This article was published in Australian Dictionary of Biography, Volume 10, (MUP), 1986
Louis Isidore Lavater (1867-1953), composer, musician and writer, was born on 2 March 1867 at St Kilda, Melbourne, eldest child of George Theodore Adams Lavater, civil servant, and his English-born wife Emily Challinor, née Swindells. His Swiss-born father had migrated to Victoria after the 1851 gold rush. He was educated at St Kilda Grammar School, Wesley College and the University of Melbourne where in 1884 he began to study medicine, later abandoning it for music, a subject dearer to his heart although he did not complete his degree.
From March 1885 to January 1887 Lavater worked for the London Chartered Bank of Australia and in 1888 was secretary to the orchestral committee of the Melbourne Centennial Exhibition.
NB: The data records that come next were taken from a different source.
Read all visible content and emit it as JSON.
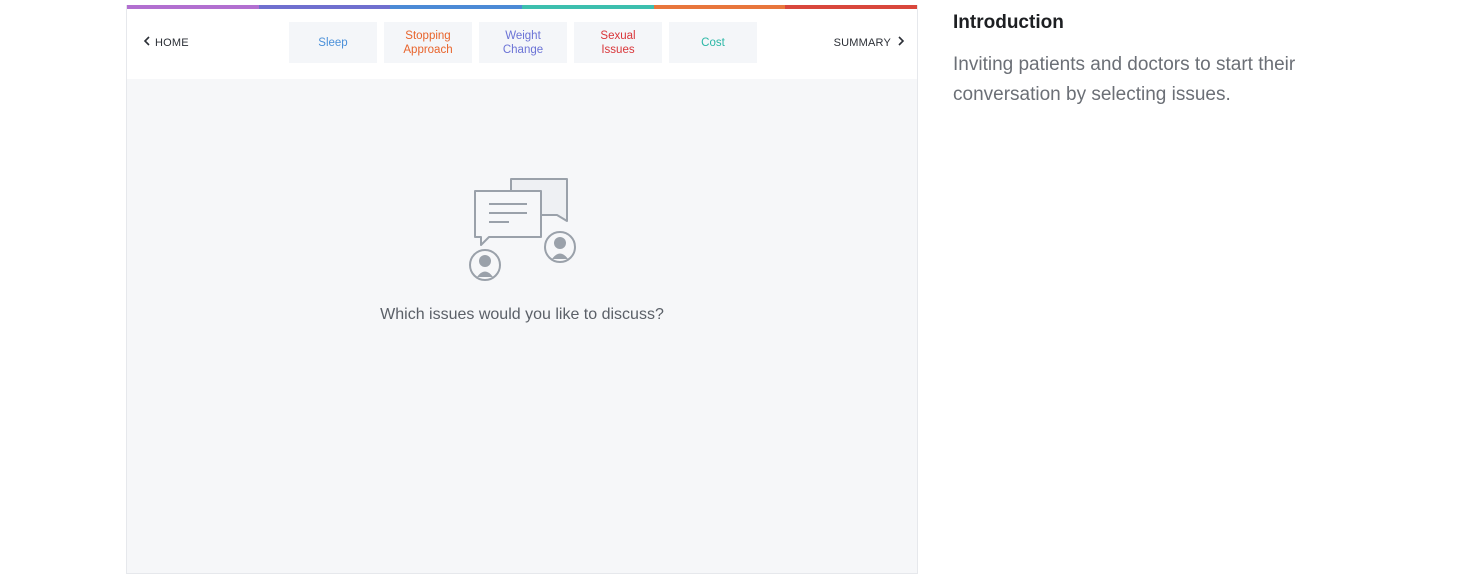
{
  "progress_colors": [
    "#b26fd0",
    "#6f6fcf",
    "#4c8ad6",
    "#3dbfae",
    "#e8763c",
    "#d9473c"
  ],
  "nav": {
    "home_label": "HOME",
    "summary_label": "SUMMARY"
  },
  "tabs": [
    {
      "label": "Sleep",
      "color": "#4a90d9"
    },
    {
      "label": "Stopping\nApproach",
      "color": "#e8642c"
    },
    {
      "label": "Weight\nChange",
      "color": "#6b73d6"
    },
    {
      "label": "Sexual\nIssues",
      "color": "#d9363a"
    },
    {
      "label": "Cost",
      "color": "#2bb7a6"
    }
  ],
  "main": {
    "prompt": "Which issues would you like to discuss?",
    "icon": "conversation-icon"
  },
  "side": {
    "title": "Introduction",
    "description": "Inviting patients and doctors to start their conversation by selecting issues."
  }
}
In 1892 he moved to Colac where he taught music and opened a school, offering a wide range of subjects.
With the enthusiasm that was to accompany most of his ventures he conducted the Methodist choir and produced operas and oratorios for the Colac Lyric Club as well as writing and conducting for local and Melbourne fêtes, benefits and entertainments. Where musical gaps existed he proceeded to fill them, forming an orchestra, Liedertafel, and ladies' choir. He also organized a circulating library of sheet music, played for the cricket team and was its secretary, and published light verse and humorous paragraphs in local papers.
On 4 February 1912 Lavater married Catherine Annie Churchland at Wesley Church, Melbourne. Two years later they left Colac for Melbourne where Catherine died on 12 July 1914. On 22 November 1916 Lavater married Beatrice Kathleen Stephens, a nurse from New Zealand. This marriage ended unhappily in divorce in June 1936.
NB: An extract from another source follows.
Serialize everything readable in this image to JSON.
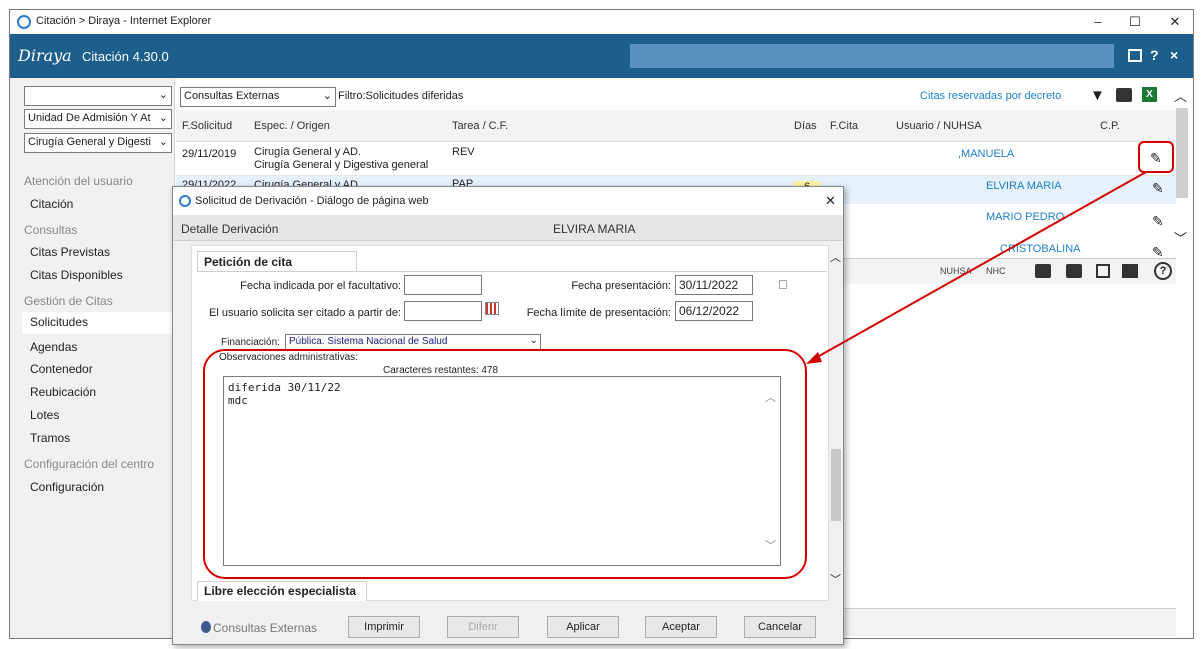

Lavater was a versatile and prolific composer, but his music only ever earned him a precarious living, which the £1 a week pension eventually granted him by the Commonwealth Literary Fund alleviated slightly. Much of his work remained in manuscript but he did publish orchestral, choral and chamber music, sonatas, pieces for the piano, violin and cello, motets and part-songs and Nina, a ballet suite which was performed in London and Australia. He was author of The Licentiate Pianist's Handbook (1928, 1945) and received the gold medal from the London College of Music. He was much in demand as an adjudicator at local and interstate musical competitions.
Although music was always the major component in his life, he was the author of four collections of poetry: Blue Days and Grey Days (1915), A Lover's Ephemeris (1917), This Green Mortality (1922) and 'Changing harmonies' which remained unpublished. In 1926 he edited an anthology, The Sonnet in Australasia, which had a favourable critical reception, and he also translated Swedish poems. His interest in Swedish literature and music earned him the honour of associate of the Royal Swedish Academy of Music. Lavater's own poetry at its best was intelligent, lyrical and often sensuous. He published short stories, although not nearly as many as he would have liked; in some of these, especially the earlier ones, the prose is polished and humorous and demonstrates a predilection for the mysterious and macabre.
Lavater lectured to clubs and societies on diverse topics. He edited Verse magazine, wrote book reviews, and was sometime music critic for the Sun News-Pictorial, the New Graphic and Listener In. He belonged to a variety of clubs and societies, including the Buonarotti Club, Dickens Fellowship, Fellowship of Australian Writers, Melbourne Literary Club, Australian Literature Society, Australian Artists' Association, Bread and Cheese Club, Arts and Crafts Society of Victoria and P.E.N. International. He was sometime Melbourne secretary of the British Music Society, president of the Association of Music Teachers of Victoria, and librarian, examiner and president of the Musical Society of Victoria. In 1935 his determination was the main impetus behind the foundation of the Guild of Australian Composers, whose aim was to encourage and make Australian works more widely known both at home and overseas.
This dream of Lavater's was still unrealized when he died suddenly at St Kilda on 22 May 1953. But his influence lived on in the younger writers and musicians whose talent he encouraged. The impression remains of a picturesque, unpretentious, kindly and generous man with a keen sense of humour, and a passionate desire to further the development of music and literature that was distinctively Australian.
Valerie Kent, 'Lavater, Louis Isidore (1867–1953)', Australian Dictionary of Biography, National Centre of Biography, Australian National University, http://adb.anu.edu.au/biography/lavater-louis-isidore-7107/text12257, published in hardcopy 1986, accessed online 3 September 2014.
This article was first published in hardcopy in Australian Dictionary of Biography, Volume 10, (MUP), 1986